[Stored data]
▽

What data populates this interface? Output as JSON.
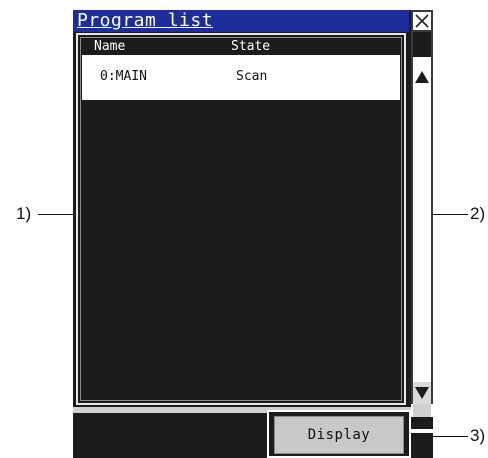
{
  "window": {
    "title": "Program list"
  },
  "table": {
    "columns": [
      "Name",
      "State"
    ],
    "rows": [
      {
        "name": "0:MAIN",
        "state": "Scan"
      }
    ]
  },
  "buttons": {
    "display_label": "Display"
  },
  "callouts": {
    "left": "1)",
    "right": "2)",
    "bottom_right": "3)"
  },
  "icons": {
    "close": "close-icon",
    "scroll_up": "triangle-up-icon",
    "scroll_down": "triangle-down-icon"
  },
  "colors": {
    "title_bar": "#1d2e9b",
    "background_dark": "#1c1c1c",
    "row_selected": "#ffffff",
    "button_face": "#c8c8c8"
  }
}
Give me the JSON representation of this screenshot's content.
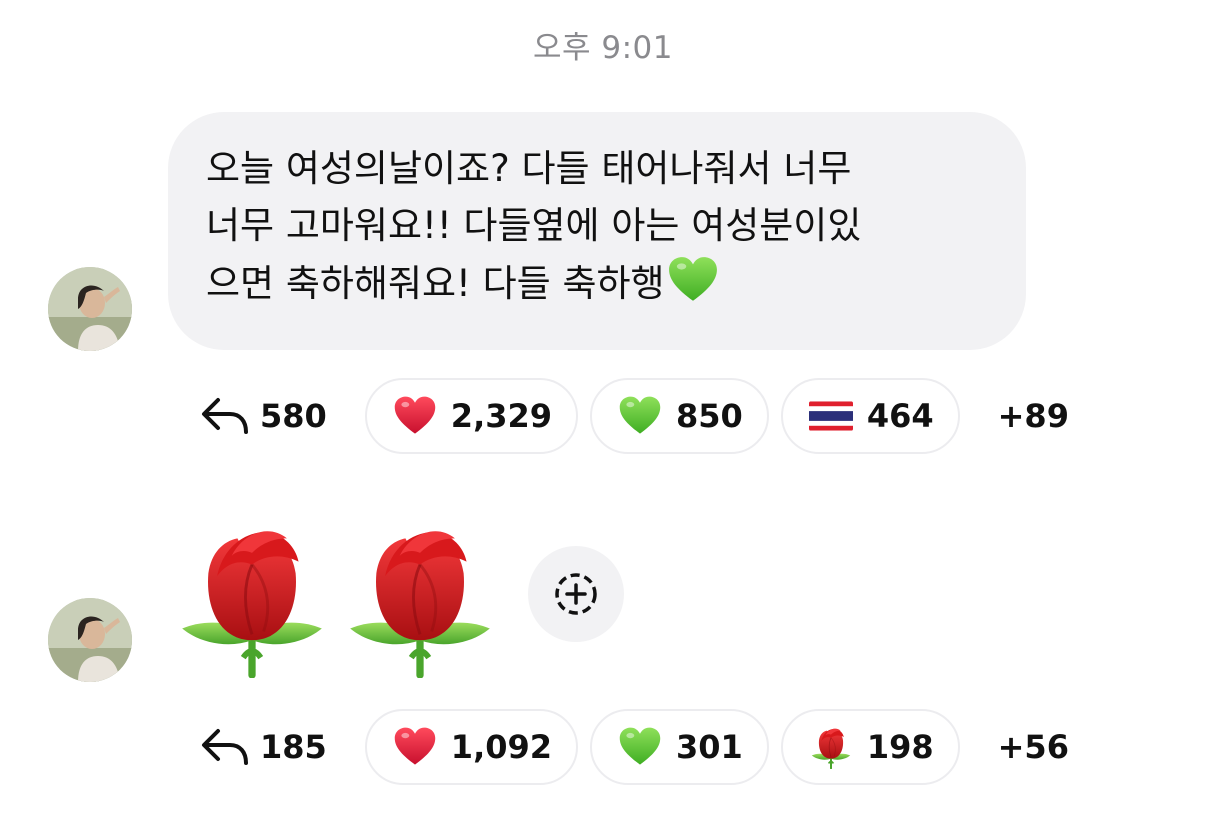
{
  "timestamp": "오후 9:01",
  "message1": {
    "text_lines": [
      "오늘 여성의날이죠? 다들 태어나줘서 너무",
      "너무 고마워요!! 다들옆에 아는 여성분이있",
      "으면 축하해줘요! 다들 축하행"
    ],
    "trailing_emoji": "green-heart-icon",
    "reactions": {
      "reply_count": "580",
      "pills": [
        {
          "emoji": "red-heart-icon",
          "count": "2,329"
        },
        {
          "emoji": "green-heart-icon",
          "count": "850"
        },
        {
          "emoji": "thailand-flag-icon",
          "count": "464"
        }
      ],
      "more": "+89"
    }
  },
  "message2": {
    "emojis": [
      "rose-icon",
      "rose-icon"
    ],
    "reactions": {
      "reply_count": "185",
      "pills": [
        {
          "emoji": "red-heart-icon",
          "count": "1,092"
        },
        {
          "emoji": "green-heart-icon",
          "count": "301"
        },
        {
          "emoji": "rose-icon",
          "count": "198"
        }
      ],
      "more": "+56"
    }
  },
  "colors": {
    "bubble_bg": "#f2f2f4",
    "timestamp": "#8a8a8e",
    "pill_border": "#ececef",
    "red_heart": "#e8263b",
    "green_heart": "#5fc83a"
  }
}
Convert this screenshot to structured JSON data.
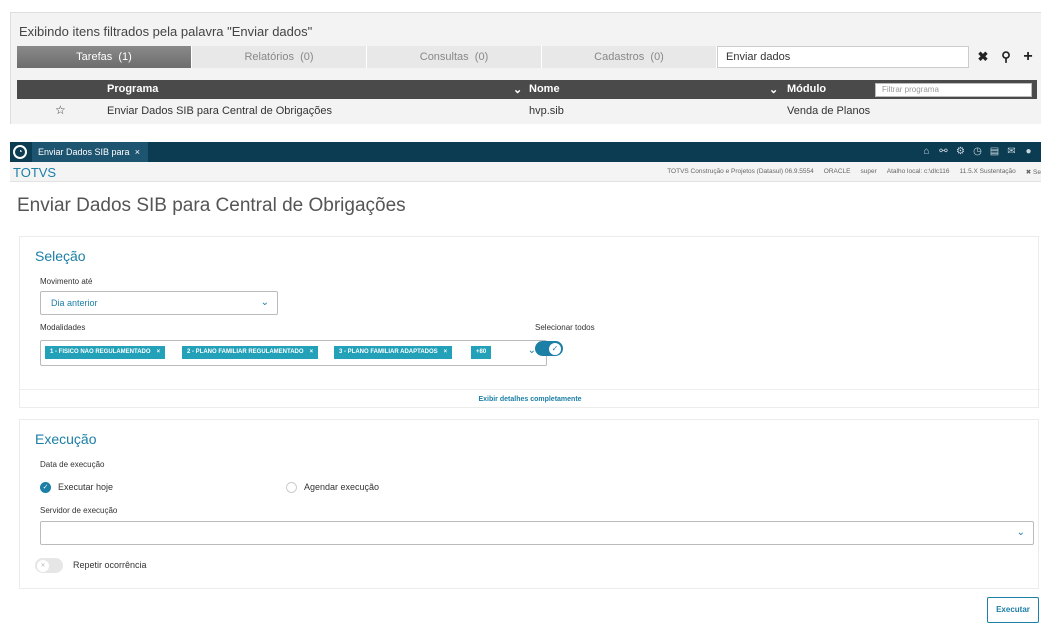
{
  "search": {
    "title": "Exibindo itens filtrados pela palavra \"Enviar dados\"",
    "tabs": [
      {
        "label": "Tarefas",
        "count": "(1)"
      },
      {
        "label": "Relatórios",
        "count": "(0)"
      },
      {
        "label": "Consultas",
        "count": "(0)"
      },
      {
        "label": "Cadastros",
        "count": "(0)"
      }
    ],
    "query": "Enviar dados",
    "filter_placeholder": "Filtrar programa",
    "columns": {
      "program": "Programa",
      "name": "Nome",
      "module": "Módulo"
    },
    "rows": [
      {
        "program": "Enviar Dados SIB para Central de Obrigações",
        "name": "hvp.sib",
        "module": "Venda de Planos"
      }
    ]
  },
  "app_bar": {
    "tab_label": "Enviar Dados SIB para",
    "icons": [
      "home-icon",
      "sitemap-icon",
      "gear-icon",
      "clock-icon",
      "document-icon",
      "mail-icon",
      "circle-icon"
    ]
  },
  "totvs_bar": {
    "brand": "TOTVS",
    "company": "TOTVS Construção e Projetos (Datasul) 06.9.5554",
    "db": "ORACLE",
    "user": "super",
    "shortcut": "Atalho local: c:\\dlc116",
    "version": "11.5.X Sustentação",
    "exit": "✖ Se"
  },
  "page": {
    "title": "Enviar Dados SIB para Central de Obrigações"
  },
  "selecao": {
    "title": "Seleção",
    "movimento_label": "Movimento até",
    "movimento_value": "Dia anterior",
    "modalidades_label": "Modalidades",
    "tags": [
      "1 - FISICO NAO REGULAMENTADO",
      "2 - PLANO FAMILIAR REGULAMENTADO",
      "3 - PLANO FAMILIAR ADAPTADOS",
      "+80"
    ],
    "selecionar_todos_label": "Selecionar todos",
    "selecionar_todos_on": true,
    "details_link": "Exibir detalhes completamente"
  },
  "execucao": {
    "title": "Execução",
    "data_label": "Data de execução",
    "option_today": "Executar hoje",
    "option_schedule": "Agendar execução",
    "selected_option": "Executar hoje",
    "servidor_label": "Servidor de execução",
    "servidor_value": "",
    "repetir_label": "Repetir ocorrência",
    "repetir_on": false
  },
  "actions": {
    "execute": "Executar"
  },
  "colors": {
    "accent": "#1b7fa6",
    "app_bar": "#0c3c52",
    "tag": "#22a1b8"
  }
}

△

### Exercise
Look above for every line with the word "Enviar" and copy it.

### Response to this task
    "title": "Exibindo itens filtrados pela palavra \"Enviar dados\"",
    "query": "Enviar dados",
        "program": "Enviar Dados SIB para Central de Obrigações",
    "tab_label": "Enviar Dados SIB para",
    "title": "Enviar Dados SIB para Central de Obrigações"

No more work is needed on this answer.